### INFORMATION SHOWN
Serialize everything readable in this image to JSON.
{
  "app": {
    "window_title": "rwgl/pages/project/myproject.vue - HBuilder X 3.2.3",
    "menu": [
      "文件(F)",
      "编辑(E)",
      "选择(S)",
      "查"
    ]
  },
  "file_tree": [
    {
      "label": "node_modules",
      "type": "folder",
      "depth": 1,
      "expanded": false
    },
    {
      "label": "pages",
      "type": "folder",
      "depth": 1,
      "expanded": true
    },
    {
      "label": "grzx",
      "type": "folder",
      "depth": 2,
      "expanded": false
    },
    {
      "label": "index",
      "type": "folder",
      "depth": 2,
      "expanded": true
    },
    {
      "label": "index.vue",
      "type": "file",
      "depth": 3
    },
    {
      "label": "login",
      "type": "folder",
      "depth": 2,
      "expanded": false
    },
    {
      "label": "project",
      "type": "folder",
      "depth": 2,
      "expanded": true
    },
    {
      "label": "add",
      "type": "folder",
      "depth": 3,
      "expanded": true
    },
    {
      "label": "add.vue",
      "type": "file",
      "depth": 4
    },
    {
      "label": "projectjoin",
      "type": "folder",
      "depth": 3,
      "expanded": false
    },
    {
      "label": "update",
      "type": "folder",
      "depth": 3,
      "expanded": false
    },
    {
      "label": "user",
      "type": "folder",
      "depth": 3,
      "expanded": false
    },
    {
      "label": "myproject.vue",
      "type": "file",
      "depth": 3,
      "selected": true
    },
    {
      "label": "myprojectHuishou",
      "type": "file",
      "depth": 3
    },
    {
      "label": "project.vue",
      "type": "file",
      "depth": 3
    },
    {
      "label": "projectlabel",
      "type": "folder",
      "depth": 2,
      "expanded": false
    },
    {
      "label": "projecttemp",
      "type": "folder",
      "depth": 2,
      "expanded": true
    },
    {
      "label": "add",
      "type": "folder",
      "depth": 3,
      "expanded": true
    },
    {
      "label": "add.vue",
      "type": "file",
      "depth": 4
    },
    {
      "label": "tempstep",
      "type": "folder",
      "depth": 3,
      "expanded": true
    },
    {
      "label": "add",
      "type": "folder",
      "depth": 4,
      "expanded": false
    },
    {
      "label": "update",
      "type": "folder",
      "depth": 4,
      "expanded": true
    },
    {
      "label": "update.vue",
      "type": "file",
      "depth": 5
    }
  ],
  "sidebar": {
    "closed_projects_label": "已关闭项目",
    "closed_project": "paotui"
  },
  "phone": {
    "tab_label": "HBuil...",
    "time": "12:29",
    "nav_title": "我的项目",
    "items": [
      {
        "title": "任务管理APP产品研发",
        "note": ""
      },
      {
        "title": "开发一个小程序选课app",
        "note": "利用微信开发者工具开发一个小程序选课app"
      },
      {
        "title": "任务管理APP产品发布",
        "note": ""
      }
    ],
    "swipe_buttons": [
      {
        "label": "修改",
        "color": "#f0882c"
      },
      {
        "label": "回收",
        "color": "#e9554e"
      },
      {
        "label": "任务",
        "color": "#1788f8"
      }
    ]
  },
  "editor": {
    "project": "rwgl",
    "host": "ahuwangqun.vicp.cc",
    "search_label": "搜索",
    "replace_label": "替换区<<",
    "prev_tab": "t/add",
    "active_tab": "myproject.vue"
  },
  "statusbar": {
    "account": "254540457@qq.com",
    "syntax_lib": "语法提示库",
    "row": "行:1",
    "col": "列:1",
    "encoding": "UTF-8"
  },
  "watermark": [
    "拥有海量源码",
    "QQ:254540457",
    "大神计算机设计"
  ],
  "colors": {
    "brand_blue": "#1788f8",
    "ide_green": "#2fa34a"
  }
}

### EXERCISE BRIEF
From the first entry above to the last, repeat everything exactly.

### REPLY
Serialize everything readable in this image to JSON.
{
  "app": {
    "window_title": "rwgl/pages/project/myproject.vue - HBuilder X 3.2.3",
    "menu": [
      "文件(F)",
      "编辑(E)",
      "选择(S)",
      "查"
    ]
  },
  "file_tree": [
    {
      "label": "node_modules",
      "type": "folder",
      "depth": 1,
      "expanded": false
    },
    {
      "label": "pages",
      "type": "folder",
      "depth": 1,
      "expanded": true
    },
    {
      "label": "grzx",
      "type": "folder",
      "depth": 2,
      "expanded": false
    },
    {
      "label": "index",
      "type": "folder",
      "depth": 2,
      "expanded": true
    },
    {
      "label": "index.vue",
      "type": "file",
      "depth": 3
    },
    {
      "label": "login",
      "type": "folder",
      "depth": 2,
      "expanded": false
    },
    {
      "label": "project",
      "type": "folder",
      "depth": 2,
      "expanded": true
    },
    {
      "label": "add",
      "type": "folder",
      "depth": 3,
      "expanded": true
    },
    {
      "label": "add.vue",
      "type": "file",
      "depth": 4
    },
    {
      "label": "projectjoin",
      "type": "folder",
      "depth": 3,
      "expanded": false
    },
    {
      "label": "update",
      "type": "folder",
      "depth": 3,
      "expanded": false
    },
    {
      "label": "user",
      "type": "folder",
      "depth": 3,
      "expanded": false
    },
    {
      "label": "myproject.vue",
      "type": "file",
      "depth": 3,
      "selected": true
    },
    {
      "label": "myprojectHuishou",
      "type": "file",
      "depth": 3
    },
    {
      "label": "project.vue",
      "type": "file",
      "depth": 3
    },
    {
      "label": "projectlabel",
      "type": "folder",
      "depth": 2,
      "expanded": false
    },
    {
      "label": "projecttemp",
      "type": "folder",
      "depth": 2,
      "expanded": true
    },
    {
      "label": "add",
      "type": "folder",
      "depth": 3,
      "expanded": true
    },
    {
      "label": "add.vue",
      "type": "file",
      "depth": 4
    },
    {
      "label": "tempstep",
      "type": "folder",
      "depth": 3,
      "expanded": true
    },
    {
      "label": "add",
      "type": "folder",
      "depth": 4,
      "expanded": false
    },
    {
      "label": "update",
      "type": "folder",
      "depth": 4,
      "expanded": true
    },
    {
      "label": "update.vue",
      "type": "file",
      "depth": 5
    }
  ],
  "sidebar": {
    "closed_projects_label": "已关闭项目",
    "closed_project": "paotui"
  },
  "phone": {
    "tab_label": "HBuil...",
    "time": "12:29",
    "nav_title": "我的项目",
    "items": [
      {
        "title": "任务管理APP产品研发",
        "note": ""
      },
      {
        "title": "开发一个小程序选课app",
        "note": "利用微信开发者工具开发一个小程序选课app"
      },
      {
        "title": "任务管理APP产品发布",
        "note": ""
      }
    ],
    "swipe_buttons": [
      {
        "label": "修改",
        "color": "#f0882c"
      },
      {
        "label": "回收",
        "color": "#e9554e"
      },
      {
        "label": "任务",
        "color": "#1788f8"
      }
    ]
  },
  "editor": {
    "project": "rwgl",
    "host": "ahuwangqun.vicp.cc",
    "search_label": "搜索",
    "replace_label": "替换区<<",
    "prev_tab": "t/add",
    "active_tab": "myproject.vue"
  },
  "statusbar": {
    "account": "254540457@qq.com",
    "syntax_lib": "语法提示库",
    "row": "行:1",
    "col": "列:1",
    "encoding": "UTF-8"
  },
  "watermark": [
    "拥有海量源码",
    "QQ:254540457",
    "大神计算机设计"
  ],
  "colors": {
    "brand_blue": "#1788f8",
    "ide_green": "#2fa34a"
  }
}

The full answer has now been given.